Task to carry out – Lines in the entries below where the word "Kenzo" shows up should each be copied.

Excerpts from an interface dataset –
____________________

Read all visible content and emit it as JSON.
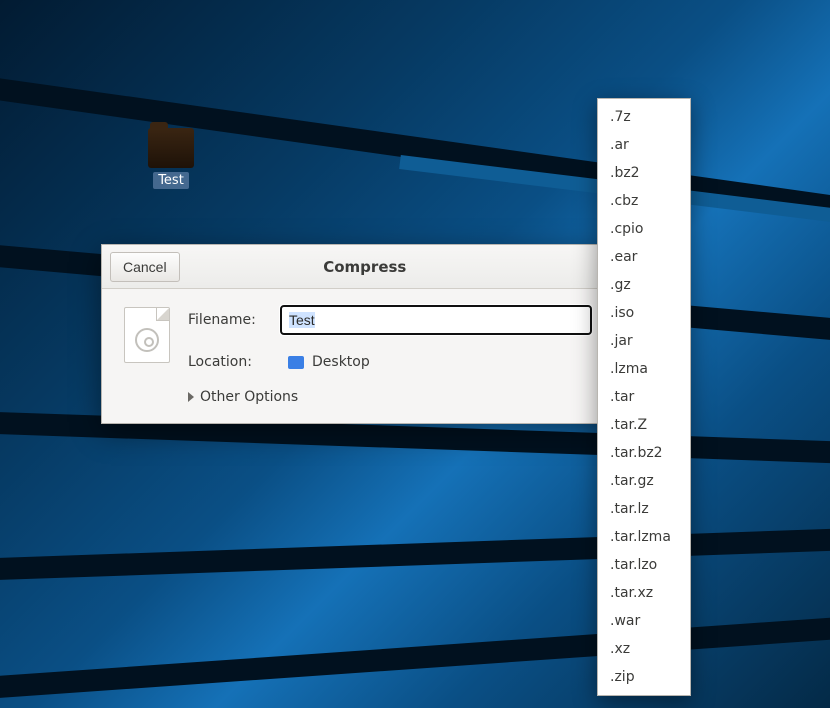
{
  "desktop": {
    "icon_label": "Test"
  },
  "dialog": {
    "title": "Compress",
    "cancel_label": "Cancel",
    "filename_label": "Filename:",
    "filename_value": "Test",
    "location_label": "Location:",
    "location_value": "Desktop",
    "other_options_label": "Other Options"
  },
  "extensions": [
    ".7z",
    ".ar",
    ".bz2",
    ".cbz",
    ".cpio",
    ".ear",
    ".gz",
    ".iso",
    ".jar",
    ".lzma",
    ".tar",
    ".tar.Z",
    ".tar.bz2",
    ".tar.gz",
    ".tar.lz",
    ".tar.lzma",
    ".tar.lzo",
    ".tar.xz",
    ".war",
    ".xz",
    ".zip"
  ]
}
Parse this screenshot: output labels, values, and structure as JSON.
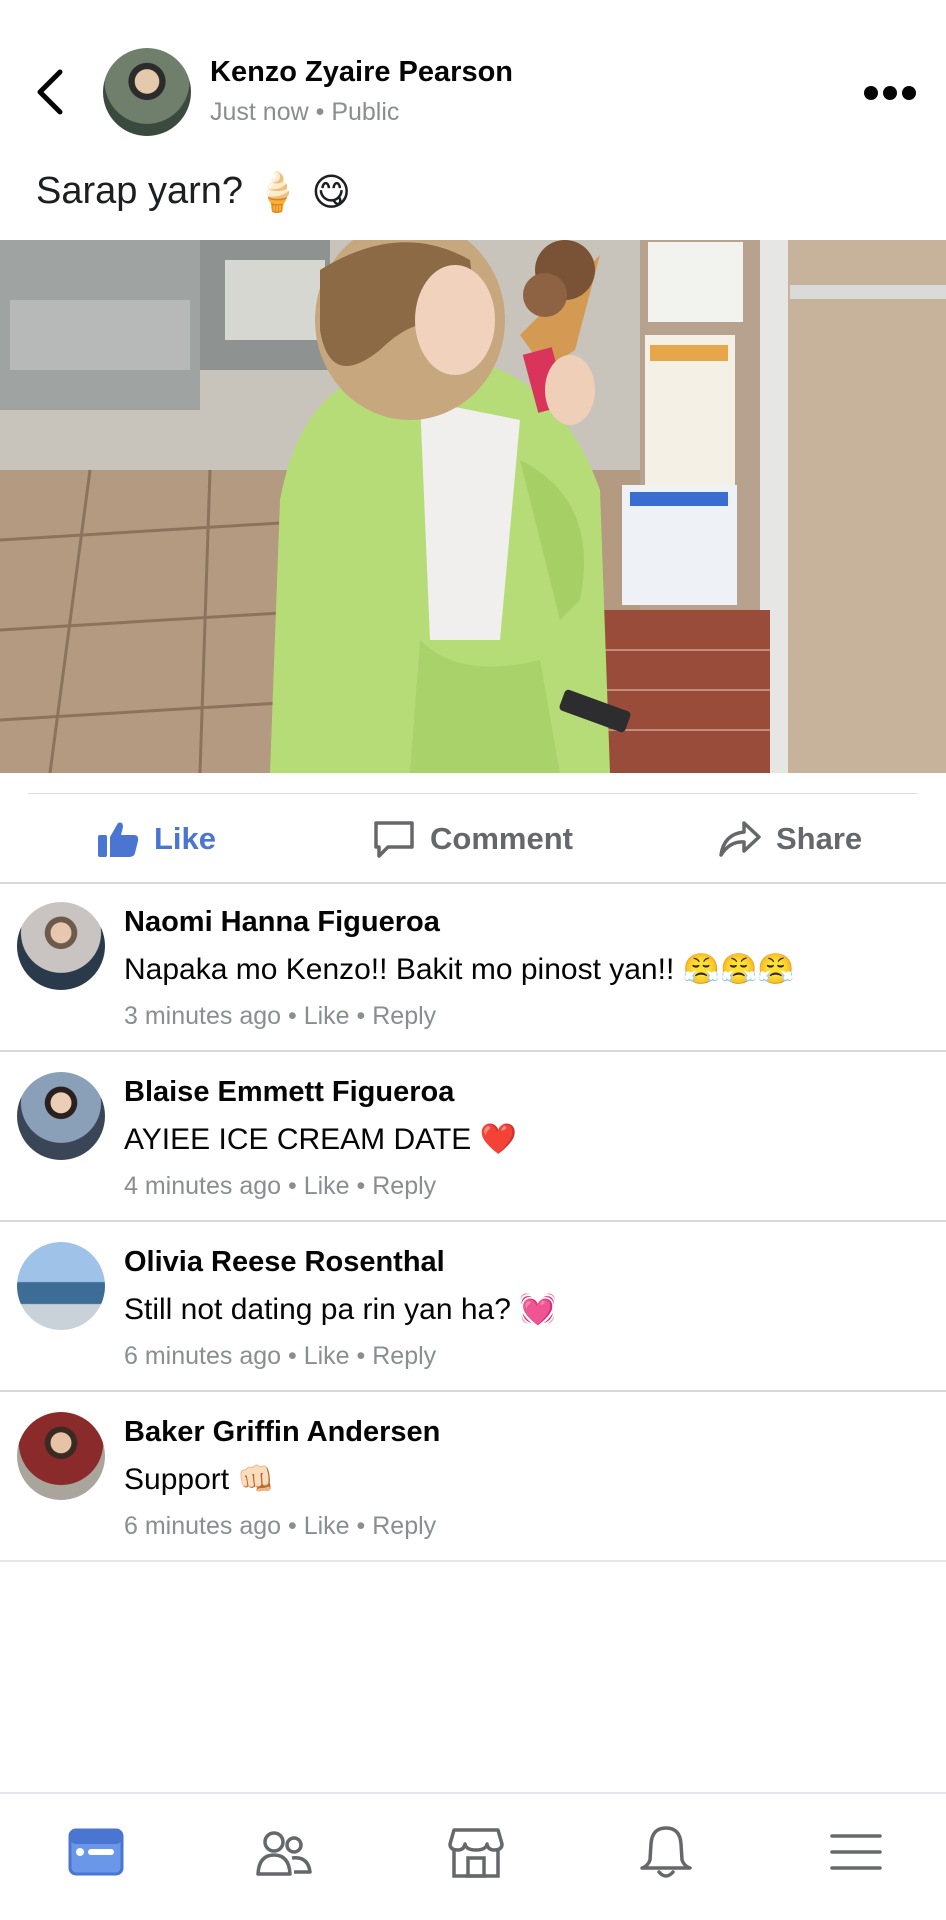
{
  "post": {
    "author": "Kenzo Zyaire Pearson",
    "time": "Just now",
    "privacy": "Public",
    "caption": "Sarap yarn?",
    "caption_emojis": [
      "🍦",
      "😋"
    ]
  },
  "actions": {
    "like": "Like",
    "comment": "Comment",
    "share": "Share"
  },
  "comments": [
    {
      "name": "Naomi Hanna Figueroa",
      "text": "Napaka mo Kenzo!! Bakit mo pinost yan!! 😤😤😤",
      "time": "3 minutes ago",
      "like": "Like",
      "reply": "Reply"
    },
    {
      "name": "Blaise Emmett Figueroa",
      "text": "AYIEE ICE CREAM DATE ❤️",
      "time": "4 minutes ago",
      "like": "Like",
      "reply": "Reply"
    },
    {
      "name": "Olivia Reese Rosenthal",
      "text": "Still not dating pa rin yan ha? 💓",
      "time": "6 minutes ago",
      "like": "Like",
      "reply": "Reply"
    },
    {
      "name": "Baker Griffin Andersen",
      "text": "Support 👊🏻",
      "time": "6 minutes ago",
      "like": "Like",
      "reply": "Reply"
    }
  ],
  "nav": [
    "news-feed-icon",
    "friends-icon",
    "marketplace-icon",
    "notifications-icon",
    "menu-icon"
  ],
  "colors": {
    "accent": "#4a76d1",
    "muted": "#8a8d91",
    "divider": "#d5d7da"
  }
}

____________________

Expected answer –
    "author": "Kenzo Zyaire Pearson",
      "text": "Napaka mo Kenzo!! Bakit mo pinost yan!! 😤😤😤",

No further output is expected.